▶ YOUR GOAL
The expected answer is the complete listing, reproduced character for character.

---+---

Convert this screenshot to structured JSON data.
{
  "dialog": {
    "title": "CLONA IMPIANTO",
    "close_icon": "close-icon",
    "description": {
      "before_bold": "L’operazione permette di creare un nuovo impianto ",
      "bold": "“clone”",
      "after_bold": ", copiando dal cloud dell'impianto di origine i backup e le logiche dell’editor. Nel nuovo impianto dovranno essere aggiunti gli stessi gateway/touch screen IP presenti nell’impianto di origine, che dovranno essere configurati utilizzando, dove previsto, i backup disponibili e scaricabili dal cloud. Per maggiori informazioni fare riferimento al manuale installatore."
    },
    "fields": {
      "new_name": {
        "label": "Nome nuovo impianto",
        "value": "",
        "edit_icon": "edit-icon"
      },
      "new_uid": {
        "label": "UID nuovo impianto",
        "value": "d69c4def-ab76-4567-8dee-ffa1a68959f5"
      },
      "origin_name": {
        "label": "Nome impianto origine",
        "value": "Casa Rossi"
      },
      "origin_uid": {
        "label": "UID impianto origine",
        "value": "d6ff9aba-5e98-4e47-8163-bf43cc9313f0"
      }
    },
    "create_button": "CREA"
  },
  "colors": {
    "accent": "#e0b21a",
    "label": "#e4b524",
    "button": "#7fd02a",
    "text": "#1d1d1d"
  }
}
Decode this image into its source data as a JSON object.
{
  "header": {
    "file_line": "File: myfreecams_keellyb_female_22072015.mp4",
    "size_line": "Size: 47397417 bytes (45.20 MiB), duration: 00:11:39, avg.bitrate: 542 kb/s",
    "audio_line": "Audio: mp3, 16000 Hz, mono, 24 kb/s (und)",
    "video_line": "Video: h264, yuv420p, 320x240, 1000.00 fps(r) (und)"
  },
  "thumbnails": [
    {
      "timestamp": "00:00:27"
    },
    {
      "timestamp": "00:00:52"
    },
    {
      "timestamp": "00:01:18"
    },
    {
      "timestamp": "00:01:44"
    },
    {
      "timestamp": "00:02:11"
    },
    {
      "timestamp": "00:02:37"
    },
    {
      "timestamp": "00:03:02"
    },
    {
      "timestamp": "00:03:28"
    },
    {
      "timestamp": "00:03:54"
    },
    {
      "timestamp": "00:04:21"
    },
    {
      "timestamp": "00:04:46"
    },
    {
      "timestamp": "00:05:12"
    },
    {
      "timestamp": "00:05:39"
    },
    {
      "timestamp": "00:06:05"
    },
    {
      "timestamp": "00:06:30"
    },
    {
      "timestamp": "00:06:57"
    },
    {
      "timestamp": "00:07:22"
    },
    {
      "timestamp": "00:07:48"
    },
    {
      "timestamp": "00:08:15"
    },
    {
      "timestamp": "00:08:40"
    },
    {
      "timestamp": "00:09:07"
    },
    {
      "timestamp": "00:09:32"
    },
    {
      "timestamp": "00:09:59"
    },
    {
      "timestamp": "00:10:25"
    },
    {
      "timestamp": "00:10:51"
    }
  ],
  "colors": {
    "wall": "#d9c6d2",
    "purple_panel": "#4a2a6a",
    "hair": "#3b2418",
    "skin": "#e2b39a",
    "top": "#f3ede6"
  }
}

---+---

▶ REPLY TO THE TASK
Convert this screenshot to structured JSON data.
{
  "dialog": {
    "title": "CLONA IMPIANTO",
    "close_icon": "close-icon",
    "description": {
      "before_bold": "L’operazione permette di creare un nuovo impianto ",
      "bold": "“clone”",
      "after_bold": ", copiando dal cloud dell'impianto di origine i backup e le logiche dell’editor. Nel nuovo impianto dovranno essere aggiunti gli stessi gateway/touch screen IP presenti nell’impianto di origine, che dovranno essere configurati utilizzando, dove previsto, i backup disponibili e scaricabili dal cloud. Per maggiori informazioni fare riferimento al manuale installatore."
    },
    "fields": {
      "new_name": {
        "label": "Nome nuovo impianto",
        "value": "",
        "edit_icon": "edit-icon"
      },
      "new_uid": {
        "label": "UID nuovo impianto",
        "value": "d69c4def-ab76-4567-8dee-ffa1a68959f5"
      },
      "origin_name": {
        "label": "Nome impianto origine",
        "value": "Casa Rossi"
      },
      "origin_uid": {
        "label": "UID impianto origine",
        "value": "d6ff9aba-5e98-4e47-8163-bf43cc9313f0"
      }
    },
    "create_button": "CREA"
  },
  "colors": {
    "accent": "#e0b21a",
    "label": "#e4b524",
    "button": "#7fd02a",
    "text": "#1d1d1d"
  }
}
Decode this image into its source data as a JSON object.
{
  "header": {
    "file_line": "File: myfreecams_keellyb_female_22072015.mp4",
    "size_line": "Size: 47397417 bytes (45.20 MiB), duration: 00:11:39, avg.bitrate: 542 kb/s",
    "audio_line": "Audio: mp3, 16000 Hz, mono, 24 kb/s (und)",
    "video_line": "Video: h264, yuv420p, 320x240, 1000.00 fps(r) (und)"
  },
  "thumbnails": [
    {
      "timestamp": "00:00:27"
    },
    {
      "timestamp": "00:00:52"
    },
    {
      "timestamp": "00:01:18"
    },
    {
      "timestamp": "00:01:44"
    },
    {
      "timestamp": "00:02:11"
    },
    {
      "timestamp": "00:02:37"
    },
    {
      "timestamp": "00:03:02"
    },
    {
      "timestamp": "00:03:28"
    },
    {
      "timestamp": "00:03:54"
    },
    {
      "timestamp": "00:04:21"
    },
    {
      "timestamp": "00:04:46"
    },
    {
      "timestamp": "00:05:12"
    },
    {
      "timestamp": "00:05:39"
    },
    {
      "timestamp": "00:06:05"
    },
    {
      "timestamp": "00:06:30"
    },
    {
      "timestamp": "00:06:57"
    },
    {
      "timestamp": "00:07:22"
    },
    {
      "timestamp": "00:07:48"
    },
    {
      "timestamp": "00:08:15"
    },
    {
      "timestamp": "00:08:40"
    },
    {
      "timestamp": "00:09:07"
    },
    {
      "timestamp": "00:09:32"
    },
    {
      "timestamp": "00:09:59"
    },
    {
      "timestamp": "00:10:25"
    },
    {
      "timestamp": "00:10:51"
    }
  ],
  "colors": {
    "wall": "#d9c6d2",
    "purple_panel": "#4a2a6a",
    "hair": "#3b2418",
    "skin": "#e2b39a",
    "top": "#f3ede6"
  }
}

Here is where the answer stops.